WHAT THE TASK REQUIRES
Pull each line containing "name" out of the listing below.

-=-=-

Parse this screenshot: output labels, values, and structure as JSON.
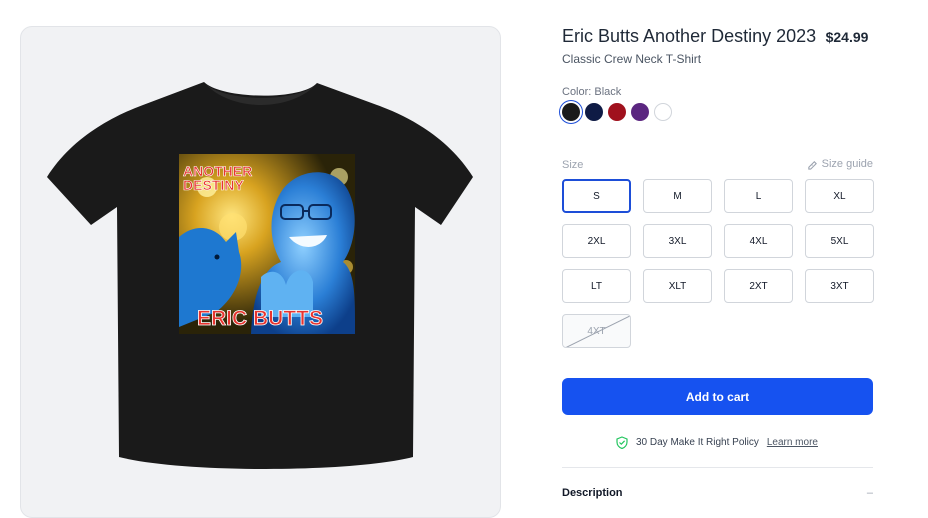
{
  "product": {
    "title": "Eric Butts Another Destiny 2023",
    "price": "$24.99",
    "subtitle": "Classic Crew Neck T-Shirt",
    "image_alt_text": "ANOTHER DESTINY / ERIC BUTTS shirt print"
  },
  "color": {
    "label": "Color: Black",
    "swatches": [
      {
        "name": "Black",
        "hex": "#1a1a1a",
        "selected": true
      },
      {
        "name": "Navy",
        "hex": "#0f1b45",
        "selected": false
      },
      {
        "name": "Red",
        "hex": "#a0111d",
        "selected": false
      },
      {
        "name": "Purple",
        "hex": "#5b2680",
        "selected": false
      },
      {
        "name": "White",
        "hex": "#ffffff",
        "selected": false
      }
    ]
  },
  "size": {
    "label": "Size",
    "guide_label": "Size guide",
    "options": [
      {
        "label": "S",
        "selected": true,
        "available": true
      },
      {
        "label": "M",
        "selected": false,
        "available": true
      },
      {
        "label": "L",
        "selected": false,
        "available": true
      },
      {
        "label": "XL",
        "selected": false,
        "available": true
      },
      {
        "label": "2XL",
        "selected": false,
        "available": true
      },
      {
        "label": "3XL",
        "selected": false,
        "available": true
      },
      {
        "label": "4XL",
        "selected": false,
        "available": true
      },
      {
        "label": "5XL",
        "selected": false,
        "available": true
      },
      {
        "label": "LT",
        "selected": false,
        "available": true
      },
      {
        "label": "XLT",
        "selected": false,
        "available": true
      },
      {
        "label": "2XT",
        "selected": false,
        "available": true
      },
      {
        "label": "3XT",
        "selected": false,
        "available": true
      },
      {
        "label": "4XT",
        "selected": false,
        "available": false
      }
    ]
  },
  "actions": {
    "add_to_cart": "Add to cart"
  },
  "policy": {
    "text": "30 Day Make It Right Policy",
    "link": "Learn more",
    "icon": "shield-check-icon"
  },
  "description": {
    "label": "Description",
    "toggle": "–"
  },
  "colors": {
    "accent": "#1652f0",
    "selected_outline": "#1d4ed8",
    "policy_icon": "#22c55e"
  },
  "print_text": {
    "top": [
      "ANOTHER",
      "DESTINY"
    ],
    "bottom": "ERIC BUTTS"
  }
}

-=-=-

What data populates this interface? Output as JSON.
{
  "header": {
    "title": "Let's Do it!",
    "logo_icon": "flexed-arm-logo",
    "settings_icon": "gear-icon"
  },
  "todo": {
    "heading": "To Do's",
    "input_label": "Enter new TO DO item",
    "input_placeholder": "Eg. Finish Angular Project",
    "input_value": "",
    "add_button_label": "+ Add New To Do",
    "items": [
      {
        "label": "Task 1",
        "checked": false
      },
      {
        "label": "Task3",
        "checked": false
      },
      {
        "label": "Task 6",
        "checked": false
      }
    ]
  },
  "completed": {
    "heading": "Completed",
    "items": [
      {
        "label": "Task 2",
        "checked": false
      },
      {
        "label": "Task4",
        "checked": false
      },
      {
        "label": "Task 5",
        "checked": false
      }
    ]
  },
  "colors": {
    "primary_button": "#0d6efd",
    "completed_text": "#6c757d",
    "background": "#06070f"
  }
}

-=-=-

ANSWER FOR THIS EXERCISE
        "name": "Black",
        "name": "Navy",
        "name": "Red",
        "name": "Purple",
        "name": "White",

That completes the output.